> **Task**: Using the records provided below, locate and copy each line that contains the word "title".
★ ★ ★ ★
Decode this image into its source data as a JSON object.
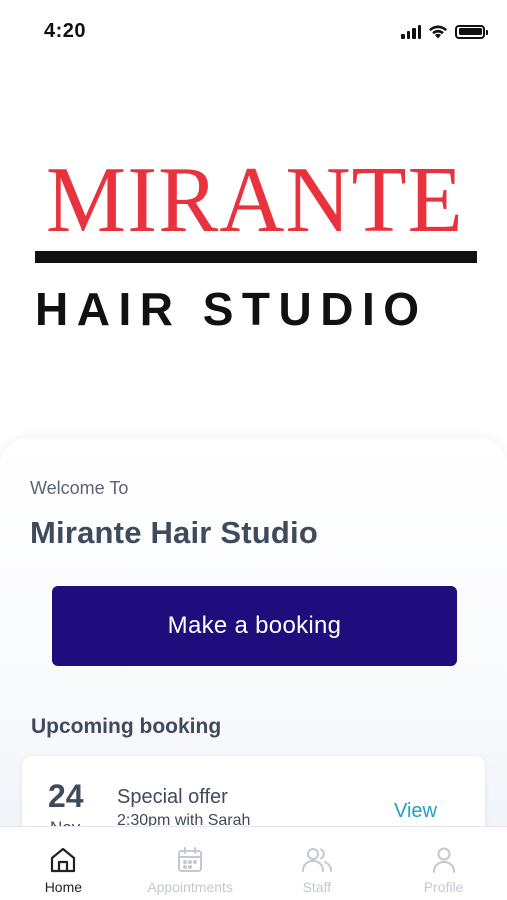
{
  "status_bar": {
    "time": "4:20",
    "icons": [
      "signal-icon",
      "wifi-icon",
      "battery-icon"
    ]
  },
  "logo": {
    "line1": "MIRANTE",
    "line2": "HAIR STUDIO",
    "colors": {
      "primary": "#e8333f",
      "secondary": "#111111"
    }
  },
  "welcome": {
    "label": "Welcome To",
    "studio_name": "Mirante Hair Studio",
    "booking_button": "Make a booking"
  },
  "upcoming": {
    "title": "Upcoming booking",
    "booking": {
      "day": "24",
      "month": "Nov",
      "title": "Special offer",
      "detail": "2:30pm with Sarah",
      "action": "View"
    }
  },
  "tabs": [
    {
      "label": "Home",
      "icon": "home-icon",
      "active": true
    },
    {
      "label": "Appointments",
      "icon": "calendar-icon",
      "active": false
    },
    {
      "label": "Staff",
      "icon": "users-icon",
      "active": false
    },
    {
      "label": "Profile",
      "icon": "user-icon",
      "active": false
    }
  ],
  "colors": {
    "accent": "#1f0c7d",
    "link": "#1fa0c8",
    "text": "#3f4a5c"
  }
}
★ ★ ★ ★
> **Solution for this task**:
    "title": "Upcoming booking",
      "title": "Special offer",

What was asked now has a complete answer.